Burnout sees more GPs resigning to become locums
Exclusive: A growing number of GPs are resigning from their practices to become locums mid-way through their careers because they are burning out from rising stress and workload, the head of the country's largest group of sessional GPs has claimed.
Dr Richard Fieldhouse, chief executive of the National Association of Sessional GPs – which represents 1,000 locum and salaried GPs - said mounting financial pressures and a desire to go ‘back to basics' was driving an increasing number of partners to resign.
Speaking to Pulse for this week's Big Interview, Dr Fieldhouse said more than 20 partners had joined his network of 70 GPs working from eight locum chambers in the south west of England.
It comes amid soaring demand for locums as partners devote time to commissioning work, with Pulse reporting in January the average cost of hiring locums had risen 9% in a year.
And one medical accountant said she had been approached by three salaried GP clients in the past month who wanted to become locums.
Dr Fieldhouse, a GP in Chichester, said: ‘Unfortunately you have lots of GPs burning out.'
‘Over the last couple of years we have had 20 or so partners who have resigned from their local partnerships to join the chambers.'
Possible reasons for the shift included pressure from CCGs to make efficiency savings, ‘instability' caused by the NHS reforms and a desire for an improved work-life balance, he said: ‘Practices are finding it hard to actually get people to become partners because there is just so much change.'
Medical accountants said they had also noticed the trend.

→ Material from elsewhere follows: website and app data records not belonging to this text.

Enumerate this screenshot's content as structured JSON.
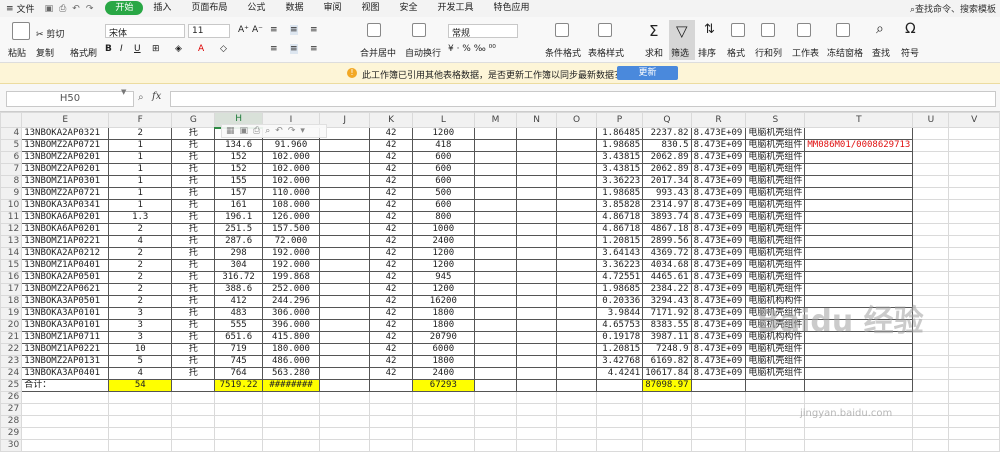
{
  "menu": {
    "file": "文件",
    "tabs": [
      "开始",
      "插入",
      "页面布局",
      "公式",
      "数据",
      "审阅",
      "视图",
      "安全",
      "开发工具",
      "特色应用"
    ],
    "active_tab": "开始",
    "search": "查找命令、搜索模板"
  },
  "ribbon": {
    "paste": "粘贴",
    "cut": "剪切",
    "copy": "复制",
    "format_painter": "格式刷",
    "font_name": "宋体",
    "font_size": "11",
    "merge": "合并居中",
    "wrap": "自动换行",
    "number_format": "常规",
    "cond_format": "条件格式",
    "table_style": "表格样式",
    "sum": "求和",
    "filter": "筛选",
    "sort": "排序",
    "format": "格式",
    "rowcol": "行和列",
    "worksheet": "工作表",
    "freeze": "冻结窗格",
    "find": "查找",
    "symbol": "符号"
  },
  "notification": {
    "text": "此工作簿已引用其他表格数据，是否更新工作簿以同步最新数据？",
    "button": "更新"
  },
  "formula_bar": {
    "name_box": "H50",
    "fx": "fx",
    "value": ""
  },
  "columns": [
    "E",
    "F",
    "G",
    "H",
    "I",
    "J",
    "K",
    "L",
    "M",
    "N",
    "O",
    "P",
    "Q",
    "R",
    "S",
    "T",
    "U",
    "V"
  ],
  "rows": [
    {
      "n": "4",
      "E": "13NBOKA2AP0321",
      "F": "2",
      "G": "托",
      "H": "",
      "I": "",
      "K": "42",
      "L": "1200",
      "P": "1.86485",
      "Q": "2237.82",
      "R": "8.473E+09",
      "S": "电脑机壳组件",
      "T": ""
    },
    {
      "n": "5",
      "E": "13NBOMZ2AP0721",
      "F": "1",
      "G": "托",
      "H": "134.6",
      "I": "91.960",
      "K": "42",
      "L": "418",
      "P": "1.98685",
      "Q": "830.5",
      "R": "8.473E+09",
      "S": "电脑机壳组件",
      "T": "MM086M01/0008629713"
    },
    {
      "n": "6",
      "E": "13NBOMZ2AP0201",
      "F": "1",
      "G": "托",
      "H": "152",
      "I": "102.000",
      "K": "42",
      "L": "600",
      "P": "3.43815",
      "Q": "2062.89",
      "R": "8.473E+09",
      "S": "电脑机壳组件",
      "T": ""
    },
    {
      "n": "7",
      "E": "13NBOMZ2AP0201",
      "F": "1",
      "G": "托",
      "H": "152",
      "I": "102.000",
      "K": "42",
      "L": "600",
      "P": "3.43815",
      "Q": "2062.89",
      "R": "8.473E+09",
      "S": "电脑机壳组件",
      "T": ""
    },
    {
      "n": "8",
      "E": "13NBOMZ1AP0301",
      "F": "1",
      "G": "托",
      "H": "155",
      "I": "102.000",
      "K": "42",
      "L": "600",
      "P": "3.36223",
      "Q": "2017.34",
      "R": "8.473E+09",
      "S": "电脑机壳组件",
      "T": ""
    },
    {
      "n": "9",
      "E": "13NBOMZ2AP0721",
      "F": "1",
      "G": "托",
      "H": "157",
      "I": "110.000",
      "K": "42",
      "L": "500",
      "P": "1.98685",
      "Q": "993.43",
      "R": "8.473E+09",
      "S": "电脑机壳组件",
      "T": ""
    },
    {
      "n": "10",
      "E": "13NBOKA3AP0341",
      "F": "1",
      "G": "托",
      "H": "161",
      "I": "108.000",
      "K": "42",
      "L": "600",
      "P": "3.85828",
      "Q": "2314.97",
      "R": "8.473E+09",
      "S": "电脑机壳组件",
      "T": ""
    },
    {
      "n": "11",
      "E": "13NBOKA6AP0201",
      "F": "1.3",
      "G": "托",
      "H": "196.1",
      "I": "126.000",
      "K": "42",
      "L": "800",
      "P": "4.86718",
      "Q": "3893.74",
      "R": "8.473E+09",
      "S": "电脑机壳组件",
      "T": ""
    },
    {
      "n": "12",
      "E": "13NBOKA6AP0201",
      "F": "2",
      "G": "托",
      "H": "251.5",
      "I": "157.500",
      "K": "42",
      "L": "1000",
      "P": "4.86718",
      "Q": "4867.18",
      "R": "8.473E+09",
      "S": "电脑机壳组件",
      "T": ""
    },
    {
      "n": "13",
      "E": "13NBOMZ1AP0221",
      "F": "4",
      "G": "托",
      "H": "287.6",
      "I": "72.000",
      "K": "42",
      "L": "2400",
      "P": "1.20815",
      "Q": "2899.56",
      "R": "8.473E+09",
      "S": "电脑机壳组件",
      "T": ""
    },
    {
      "n": "14",
      "E": "13NBOKA2AP0212",
      "F": "2",
      "G": "托",
      "H": "298",
      "I": "192.000",
      "K": "42",
      "L": "1200",
      "P": "3.64143",
      "Q": "4369.72",
      "R": "8.473E+09",
      "S": "电脑机壳组件",
      "T": ""
    },
    {
      "n": "15",
      "E": "13NBOMZ1AP0401",
      "F": "2",
      "G": "托",
      "H": "304",
      "I": "192.000",
      "K": "42",
      "L": "1200",
      "P": "3.36223",
      "Q": "4034.68",
      "R": "8.473E+09",
      "S": "电脑机壳组件",
      "T": ""
    },
    {
      "n": "16",
      "E": "13NBOKA2AP0501",
      "F": "2",
      "G": "托",
      "H": "316.72",
      "I": "199.868",
      "K": "42",
      "L": "945",
      "P": "4.72551",
      "Q": "4465.61",
      "R": "8.473E+09",
      "S": "电脑机壳组件",
      "T": ""
    },
    {
      "n": "17",
      "E": "13NBOMZ2AP0621",
      "F": "2",
      "G": "托",
      "H": "388.6",
      "I": "252.000",
      "K": "42",
      "L": "1200",
      "P": "1.98685",
      "Q": "2384.22",
      "R": "8.473E+09",
      "S": "电脑机壳组件",
      "T": ""
    },
    {
      "n": "18",
      "E": "13NBOKA3AP0501",
      "F": "2",
      "G": "托",
      "H": "412",
      "I": "244.296",
      "K": "42",
      "L": "16200",
      "P": "0.20336",
      "Q": "3294.43",
      "R": "8.473E+09",
      "S": "电脑机构构件",
      "T": ""
    },
    {
      "n": "19",
      "E": "13NBOKA3AP0101",
      "F": "3",
      "G": "托",
      "H": "483",
      "I": "306.000",
      "K": "42",
      "L": "1800",
      "P": "3.9844",
      "Q": "7171.92",
      "R": "8.473E+09",
      "S": "电脑机壳组件",
      "T": ""
    },
    {
      "n": "20",
      "E": "13NBOKA3AP0101",
      "F": "3",
      "G": "托",
      "H": "555",
      "I": "396.000",
      "K": "42",
      "L": "1800",
      "P": "4.65753",
      "Q": "8383.55",
      "R": "8.473E+09",
      "S": "电脑机壳组件",
      "T": ""
    },
    {
      "n": "21",
      "E": "13NBOMZ1AP0711",
      "F": "3",
      "G": "托",
      "H": "651.6",
      "I": "415.800",
      "K": "42",
      "L": "20790",
      "P": "0.19178",
      "Q": "3987.11",
      "R": "8.473E+09",
      "S": "电脑机构构件",
      "T": ""
    },
    {
      "n": "22",
      "E": "13NBOMZ1AP0221",
      "F": "10",
      "G": "托",
      "H": "719",
      "I": "180.000",
      "K": "42",
      "L": "6000",
      "P": "1.20815",
      "Q": "7248.9",
      "R": "8.473E+09",
      "S": "电脑机壳组件",
      "T": ""
    },
    {
      "n": "23",
      "E": "13NBOMZ2AP0131",
      "F": "5",
      "G": "托",
      "H": "745",
      "I": "486.000",
      "K": "42",
      "L": "1800",
      "P": "3.42768",
      "Q": "6169.82",
      "R": "8.473E+09",
      "S": "电脑机壳组件",
      "T": ""
    },
    {
      "n": "24",
      "E": "13NBOKA3AP0401",
      "F": "4",
      "G": "托",
      "H": "764",
      "I": "563.280",
      "K": "42",
      "L": "2400",
      "P": "4.4241",
      "Q": "10617.84",
      "R": "8.473E+09",
      "S": "电脑机壳组件",
      "T": ""
    }
  ],
  "total_row": {
    "n": "25",
    "E": "合计：",
    "F": "54",
    "H": "7519.22",
    "I": "########",
    "L": "67293",
    "Q": "87098.97"
  },
  "empty_rows": [
    "26",
    "27",
    "28",
    "29",
    "30"
  ],
  "watermark": {
    "text": "Baidu 经验",
    "url": "jingyan.baidu.com"
  }
}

Rosemary Smith, senior partner at RS Medical Accountancy, said: ‘Salaried GPs are not getting paid like their partners but because they are still experiencing the politics side of general practice and the extra work in their surgeries, they are thinking they would be better off becoming a locum.
‘I have had three GPs contact me in a month'.
Bob Senior, head of medical services at RSM Tenon, said while he was not aware of any partners having made the transition, a number had said they would like to: ‘GPs do say that locums have a better time of it as they don't have the stress.'
Dr Peter Swinyard, chair of the Family Doctor Association, said a number of his members had made the switch from partner to locum: ‘It isn't surprising when you can make more money from being a locum then from being a principal. The day job has become very hard and unrewarding'.